Training
When you start your job as a Regional Manager, you will be expected to already have good sales and management skills. Your employer will normally provide some training in their products and in-house sales administration systems. In this role, you could work towards NVQ levels 3 and 4 in Sales, or other advanced qualifications such as:

Chartered Institute of Marketing (CIM) Advanced Certificate in Professional Sales Management Practice, and Diploma in Strategic Sales Institute of Sales and Marketing Management (ISMM) Level 5 Diploma in Sales and Account Management Managing and Marketing Sales Association (MAMSA) Advanced Diploma in Sales Management.

See the CIM, ISMM and MAMSA websites for more details about their qualifications. You could also choose to take qualifications in general management, such as NVQ levels 3, 4 and 5 in Management.

Opportunities
There are thousands of recruitment agencies in the United Kingdom. Most deal with office workers, but if your interests or expertise lie in a specific area, there are many specialist agencies also.
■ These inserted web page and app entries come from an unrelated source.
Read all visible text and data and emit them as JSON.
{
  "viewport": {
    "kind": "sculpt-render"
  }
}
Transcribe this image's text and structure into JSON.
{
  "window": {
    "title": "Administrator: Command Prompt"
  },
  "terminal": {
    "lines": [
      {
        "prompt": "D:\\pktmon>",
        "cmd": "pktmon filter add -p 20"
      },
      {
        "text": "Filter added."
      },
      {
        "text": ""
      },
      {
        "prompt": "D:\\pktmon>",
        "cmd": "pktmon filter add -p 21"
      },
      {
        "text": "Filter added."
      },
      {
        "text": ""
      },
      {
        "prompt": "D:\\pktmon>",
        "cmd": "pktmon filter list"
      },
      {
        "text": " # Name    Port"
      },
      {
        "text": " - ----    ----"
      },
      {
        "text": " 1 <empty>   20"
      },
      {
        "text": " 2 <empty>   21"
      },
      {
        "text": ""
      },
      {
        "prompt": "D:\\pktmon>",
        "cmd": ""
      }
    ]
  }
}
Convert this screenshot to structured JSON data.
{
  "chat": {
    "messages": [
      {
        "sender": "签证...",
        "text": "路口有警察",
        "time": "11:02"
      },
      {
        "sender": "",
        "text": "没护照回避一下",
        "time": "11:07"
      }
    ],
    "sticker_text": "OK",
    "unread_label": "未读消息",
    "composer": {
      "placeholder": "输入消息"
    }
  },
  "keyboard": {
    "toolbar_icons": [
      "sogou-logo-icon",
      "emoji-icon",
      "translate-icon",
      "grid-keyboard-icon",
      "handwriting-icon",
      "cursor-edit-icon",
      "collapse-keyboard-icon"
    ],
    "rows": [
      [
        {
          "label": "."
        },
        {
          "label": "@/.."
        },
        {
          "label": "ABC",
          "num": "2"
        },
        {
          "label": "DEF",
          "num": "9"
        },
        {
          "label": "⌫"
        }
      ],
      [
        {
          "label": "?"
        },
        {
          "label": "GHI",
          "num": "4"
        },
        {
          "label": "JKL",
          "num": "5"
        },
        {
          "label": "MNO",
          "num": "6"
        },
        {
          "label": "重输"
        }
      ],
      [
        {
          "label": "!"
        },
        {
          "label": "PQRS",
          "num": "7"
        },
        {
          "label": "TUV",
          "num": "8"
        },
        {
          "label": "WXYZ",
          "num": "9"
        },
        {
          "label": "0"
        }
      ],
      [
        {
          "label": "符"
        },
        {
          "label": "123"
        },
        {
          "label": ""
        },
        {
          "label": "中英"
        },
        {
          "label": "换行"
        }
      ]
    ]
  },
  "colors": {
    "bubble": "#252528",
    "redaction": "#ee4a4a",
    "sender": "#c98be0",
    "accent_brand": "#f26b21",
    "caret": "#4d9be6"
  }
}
If you work in a general agency, it is possible to transfer your skills over into a specialist placement. With experience, larger companies with a defined promotion structure may offer opportunities to move into a higher management position. Alternatively, you could choose to set up your own agency. Annual income As a Regional Manager, your standard salary would range between 40,000 and 70,000. As much of the work is commission based, your earnings would increase depending on how well you reach your targets. Jobs in Recruitment sales